Must new tech always LOOK new?

iPhone 4S... or is it the iPhone 4?I remember when the iPhone 4S came out… I was online, watching the live blogs and tweets from Apple’s now traditional event, and the news was that the new iPhone was… well… the same as the previous one. Oh yes, it had new insides and features but, to any casual observer, it was the same at the iPhone 4.

I was disappointed.

The thing is, I’m not quite sure why I was disappointed. I mean, what was I expecting? The previous design worked well, and it’s the insides that really make a difference anyway. But, still, I was disappointed.

By the time Apple announced the iPhone 5, I had learned my lesson. “It’s not going to look radically different” I told myself. And I was right – the iPhone 5 is more of a refinement than a revolution. It’s a different size, yes, and has a redesigned chassis, but you immediately recognise it as an iPhone when you see it. Wired wrote recently about how the iPhone 5 is simultaneously amazing and boring. It’s a further step along the evolution of technology, and can do things we couldn’t even dream about five or ten years ago but, at the same time, it’s not radical. Thing is, as I’ve said before, when the majority of the real-estate on smartphones these days is taken up with a screen, what can you do?

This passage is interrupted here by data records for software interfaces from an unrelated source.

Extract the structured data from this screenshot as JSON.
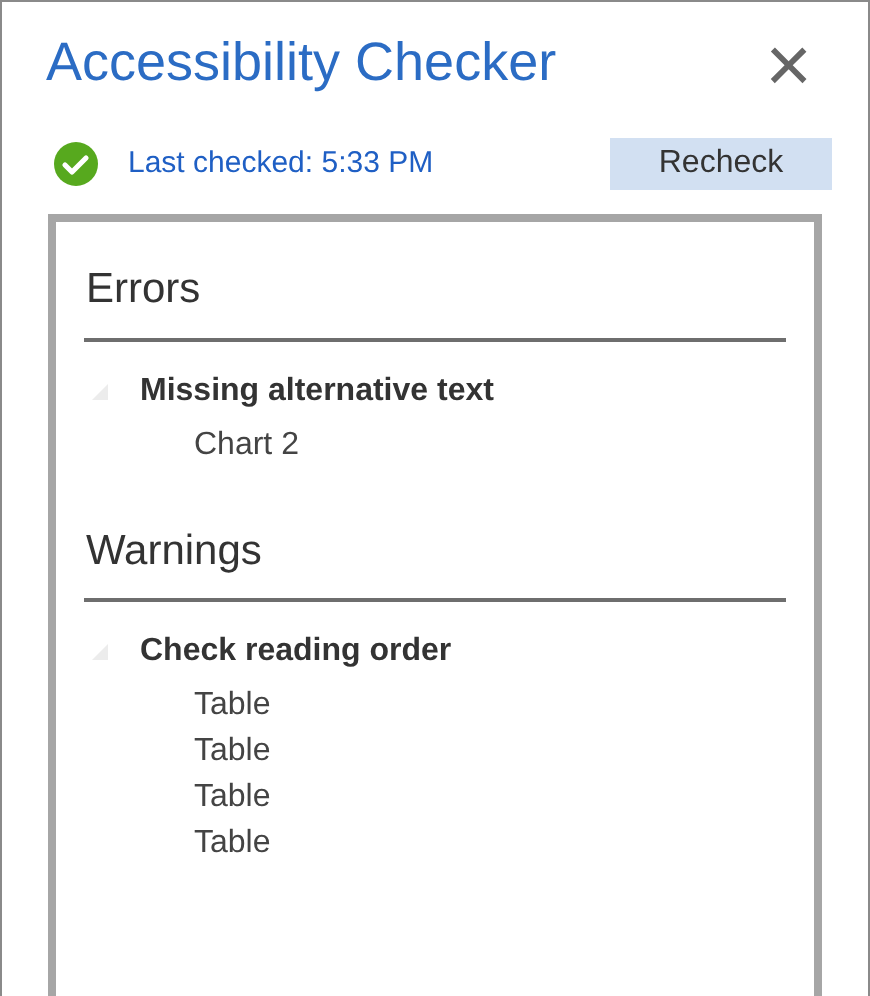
{
  "window": {
    "title": "Accessibility Checker",
    "close": "×"
  },
  "status": {
    "text": "Last checked: 5:33 PM",
    "ok": true
  },
  "recheck_button": "Recheck",
  "sections": [
    {
      "heading": "Errors",
      "issues": [
        {
          "title": "Missing alternative text",
          "expanded": true,
          "items": [
            "Chart 2"
          ]
        }
      ]
    },
    {
      "heading": "Warnings",
      "issues": [
        {
          "title": "Check reading order",
          "expanded": true,
          "items": [
            "Table",
            "Table",
            "Table",
            "Table"
          ]
        }
      ]
    }
  ]
}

It’s not just the iPhone that “suffers” from the problem of evolution rather than revolution. The Samsung Galaxy Note 2 is tipped to be more of an improvement on current successes than a radical rethink.

And, you know what? I think that’s the way to go. If you have a good design to start with, why throw it out every year? Why not take that design and tweak it, along the lines of the Constant Improvement pioneered by Heinrich Nordhoff, who worked on the Volkswagen Beetle?

I know why… it’s because as well as wanting the latest features, gadgeteers want everyone else to know they have the latest features. And to do that, you need something that’s instantly recognisable as being the “new thing”. If it looks exactly the same as the last time, nobody will know how cutting edge you are. Yes, I fall into that mindset sometimes but, on the whole, I would rather have improvements on the inside: better camera, updated software, faster processor, and put less emphasis on fancy new designs that add nothing to the usability of the product.

How about you? Am I mad, or am I on to something here?

Scan to Donate Bitcoin
Like this? Donate Bitcoin to at:
Bitcoin 37jTGtDxbNyYznXA19LzQMfobgGuKJSs3f
Donate

Join us on Facebook

Facebook icon

Declare your geekdom for the world to see... well, the part of the world that's on Facebook anyway.

Visit our Facebook page to keep up to date with the latest Geek-Speak posts right in your Facebook stream, as well as hearing about discounts and offers before they're posted on the site.

What are you waiting for? Head on over and "like" us.

Facebook icon used under CC license

Comments

  1. Ha! I was reading that thinking “Volkswagen Beetle and Porsche 911” and then I came to the link to my post on the subject – thanks Chris.

    And I agree with your point – why change what is a fabulous design when the innards are what actually matters?

    • My pleasure, Mike. It’s a great principle… take a great design and, then, don’t muck about with it!

Comment are closed: Sorry, comments are closed on this article. We automatically close comments on older articles to try and cut down on the amount of spam comments being submitted to the site.

If you want to tell us what you think about this article, why not visit our Facebook Page or Subreddit and leave a comment there instead?